This means that the “divinely appointed duties that only parents and families can adequately perform” rest squarely upon the shoulders of those who accept the responsibilities of being parents. No soccer, play, or football practice, social committee, game with the guys, or crafting project can compete with the eternal importance of being with and teaching our children to follow Christ. This is also a great way for adults to learn to sharpen their ministering skills, since parenting is all about ministering.
The key to this lesson is to take responsibility for where we are spiritually. Here is a quote from the manual by Elder Bednar.
Elder David A. Bednar taught: “As learners, you and I are to act and be doers of the word and not simply hearers who are only acted upon. Are you and I agents who act and seek learning by faith, or are we waiting to be taught and acted upon? … A learner exercising agency by acting in accordance with correct principles opens his or her heart to the Holy Ghost and invites His teaching, testifying power, and confirming witness. Learning by faith requires spiritual, mental, and physical exertion and not just passive reception” (“Seek Learning by Faith,” Ensign, Sept. 2007, 64).
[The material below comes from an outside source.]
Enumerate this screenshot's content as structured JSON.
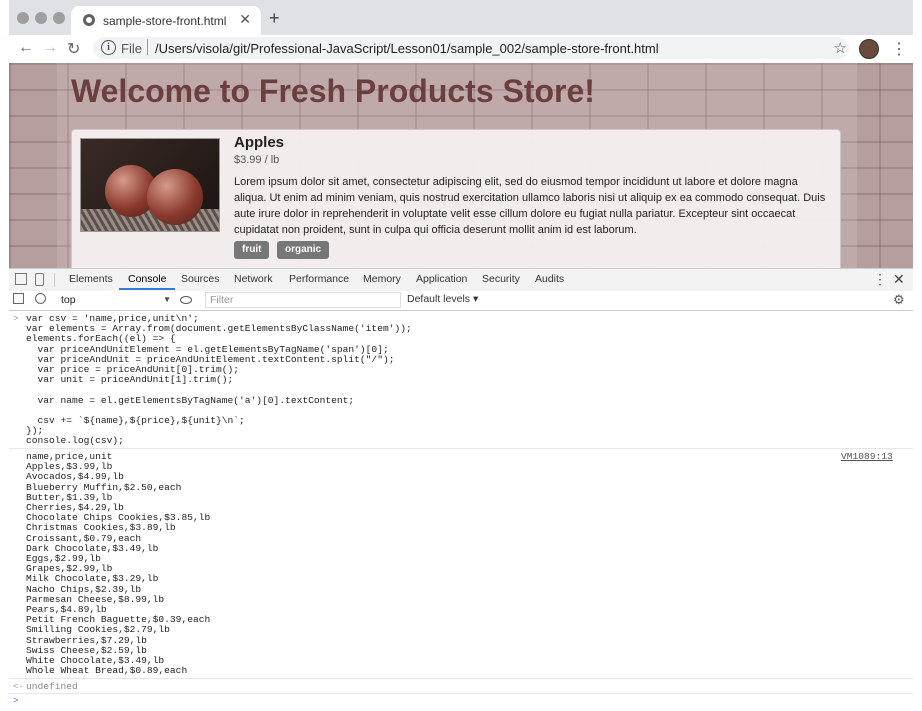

When we choose to follow Christ and become like him we also choose the life that makes that possible. If we choose the one, but not the other, then we are fooling ourselves. We cannot follow Christ unless we also choose to learn to live, think, and feel like him. That means turning our lives outward, away from our personal interests to the needs of others. This is where our ministering efforts come in. Ministering is how we practice living like Christ. It is a great way to learn to listen to the Spirit, apply the teachings we learn about in the scriptures, and how we emulate the lives of the living apostles and leaders of the Church. To follow Christ is to DO something, anything, like Christ. It is an active process that we deliberately choose to do. And the blessings that come because of those choices we make will flow into our lives as naturally as the rain upon the grass or the dew upon the leaves.
Here is a PDF of this week’s study material.
Print it out for greater convenience in your studies.